Both sides of the aisle in American politics see lower drug prices in Canada and Europe and implore federal officials to force U.S. prices downward.
STAT news says a month’s worth of cholesterol medication Crestor costs $40 in Canada, versus $300 in the U.S.
President Trump sees “global freeloading.”
Sen. Bernie Sanders, I-Vt., says manufacturers hold us “hostage.”
Both sides’ proposed solutions would likely fail.
The Trump administration suggests allowing Americans to buy Canadian drugs. Imported Japanese steel drove American prices downward. Why not drugs?
Two big differences: First, steel prices mostly reflect recent expenditures on wages, ore, energy, etc. Drug prices mostly reflect long-ago expenditures on research and development, plus Food and Drug Administration approval—a process that lasts longer than a decade and costs more than $2.5 billion. After those frontloaded expenditures, manufacturing costs can be surprisingly small. Second, Japanese and American steel companies can be separate entities; American Crestor and Canadian Crestor are both produced by AstraZeneca.
These differences create radically different market conditions.

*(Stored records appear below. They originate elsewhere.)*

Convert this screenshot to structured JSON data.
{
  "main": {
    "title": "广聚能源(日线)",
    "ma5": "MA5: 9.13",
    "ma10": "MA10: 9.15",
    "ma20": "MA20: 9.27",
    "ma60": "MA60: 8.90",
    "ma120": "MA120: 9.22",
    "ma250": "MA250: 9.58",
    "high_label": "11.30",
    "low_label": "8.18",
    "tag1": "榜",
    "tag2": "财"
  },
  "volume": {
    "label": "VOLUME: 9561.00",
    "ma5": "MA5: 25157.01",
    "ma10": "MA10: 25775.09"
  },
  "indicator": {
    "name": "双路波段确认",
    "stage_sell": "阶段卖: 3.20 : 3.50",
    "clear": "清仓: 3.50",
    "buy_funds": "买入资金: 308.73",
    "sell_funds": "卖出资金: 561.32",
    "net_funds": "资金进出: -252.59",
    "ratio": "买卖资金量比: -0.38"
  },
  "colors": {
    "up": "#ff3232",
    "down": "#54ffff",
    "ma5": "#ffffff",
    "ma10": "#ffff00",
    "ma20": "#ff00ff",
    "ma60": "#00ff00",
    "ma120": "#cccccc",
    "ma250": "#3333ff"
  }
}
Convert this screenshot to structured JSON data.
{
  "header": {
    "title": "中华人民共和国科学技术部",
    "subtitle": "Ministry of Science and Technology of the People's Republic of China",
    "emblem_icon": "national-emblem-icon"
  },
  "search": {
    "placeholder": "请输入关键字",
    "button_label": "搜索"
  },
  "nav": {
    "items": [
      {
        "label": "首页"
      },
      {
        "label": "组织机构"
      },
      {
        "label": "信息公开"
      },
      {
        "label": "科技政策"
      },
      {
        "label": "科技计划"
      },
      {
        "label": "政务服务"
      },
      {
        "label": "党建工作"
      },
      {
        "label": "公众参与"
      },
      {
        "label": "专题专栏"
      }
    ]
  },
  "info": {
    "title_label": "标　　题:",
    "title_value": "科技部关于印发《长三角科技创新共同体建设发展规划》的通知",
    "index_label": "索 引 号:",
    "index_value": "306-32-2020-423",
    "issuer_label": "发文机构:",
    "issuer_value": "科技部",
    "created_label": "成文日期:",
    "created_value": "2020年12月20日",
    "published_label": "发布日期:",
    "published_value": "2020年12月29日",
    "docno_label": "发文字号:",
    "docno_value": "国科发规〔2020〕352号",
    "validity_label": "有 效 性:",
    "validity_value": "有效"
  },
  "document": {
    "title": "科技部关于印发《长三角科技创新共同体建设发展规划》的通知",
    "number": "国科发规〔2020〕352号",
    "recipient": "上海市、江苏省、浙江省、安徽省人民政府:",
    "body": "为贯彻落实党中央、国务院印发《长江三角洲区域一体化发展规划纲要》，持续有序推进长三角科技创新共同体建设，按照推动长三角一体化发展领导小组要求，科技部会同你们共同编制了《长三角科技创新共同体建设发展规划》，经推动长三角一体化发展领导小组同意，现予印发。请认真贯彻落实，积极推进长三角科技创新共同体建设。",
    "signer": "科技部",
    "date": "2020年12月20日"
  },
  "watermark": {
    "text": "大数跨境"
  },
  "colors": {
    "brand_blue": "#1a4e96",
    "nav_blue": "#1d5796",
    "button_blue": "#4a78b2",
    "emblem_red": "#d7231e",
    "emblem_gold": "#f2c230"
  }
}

Imagine some hypothetical DrugX, manufactured by DrugXCo. A month of DrugX costs $2,000—reflecting $200 for wages, energy, chemicals and other recent costs, plus $1,800 to repay loans that financed upfront costs 15 years ago. DrugXCo must recoup all $2,000 or the investment fails. In the gigantic U.S. market, a $2,000 price fills that need.
Canadians buy DrugX at prices determined by negotiations between provincial governments and DrugXCo-Canada. If provincial governments refuse to pay more than $500, DrugXCo likely says, “Fine.” American sales cover manufacturing and upfront costs.
In Canada, $500 more than covers the $200 in current manufacturing costs. If DrugXCo-Canada refuses the $500 price, Canadian governments may simply refuse to purchase DrugX, preferring that Canadians go without. For DrugXCo, some Canadian operating profit is better than none. Canada is a small market, so protracted negotiations and public squabbles aren’t worth the trouble.
But if the U.S. government allows Canadian imports, this logic vanishes. DrugXCo can’t allow the American price to plunge to $500, or its investment fails. Despite popular perception, pharmaceutical company profit margins aren’t particularly large vis-à-vis other industries.
Force revenues down, and you’ll get fewer innovative drugs. With imports allowed, if Canada refuses to pay more than $500, DrugXCo says, “Bye-bye. Go invent your own drug.” In the end, America’s price will likely hover at around $2,000. Canada eventually agrees to the $2,000 price, or Canadians do without DrugX.
Superficially, drug imports from Canada sounds like free trade, but it’s not. It’s really a seizure of drug companies’ control over their intellectual property—the temporary monopoly pricing allowed by our patent system in exchange for creating new drugs. By allowing Canadian imports in, the federal U.S. government imposes Canadian price controls on the American market, thereby devaluing the company’s patent.
Another Trump proposal would limit what Medicare pays for certain drugs to a weighted average of foreign-country prices—the “International Price Index.” This amplifies the problem by importing price controls from multiple countries, rather than just from Canada. Again, DrugXCo’s likely response would be to raise prices in those foreign countries, not lower prices in the U.S.
On the other end of the spectrum, Sanders sees Canadian governments imposing price controls and wishes to empower turbo-charged Medicare negotiators to do likewise. But to reiterate, Canada’s low prices don’t reflect the awesome power of government bargaining. They reflect Canada’s small market and price controls that would kill off new drug development if allowed to leach into America.
Medicare is forbidden to negotiate directly with drug companies for good reason, summed up by the term “regulatory capture.” In short, a Medicare negotiator is likely bargaining with a prospective future employer. If the Medicare negotiator awards a high price to DrugXCo today, he’ll be remembered fondly when his resume and job application arrive at the company a year from now.
There are, indeed, policies that could reduce costs, but those mostly involve the supply side of the market—reducing the cost of developing new drugs. Most important, the FDA approval process is needlessly expansive, expensive and unpredictable, adding costs and uncertainty to new drug development and diffusion. Reforming the FDA is a topic for another day. Unfortunately, it’s barely a topic in present-day political debate.
Robert Graboyes is a senior research fellow with the Mercatus Center at George Mason University. He wrote this for Inside Sources.com.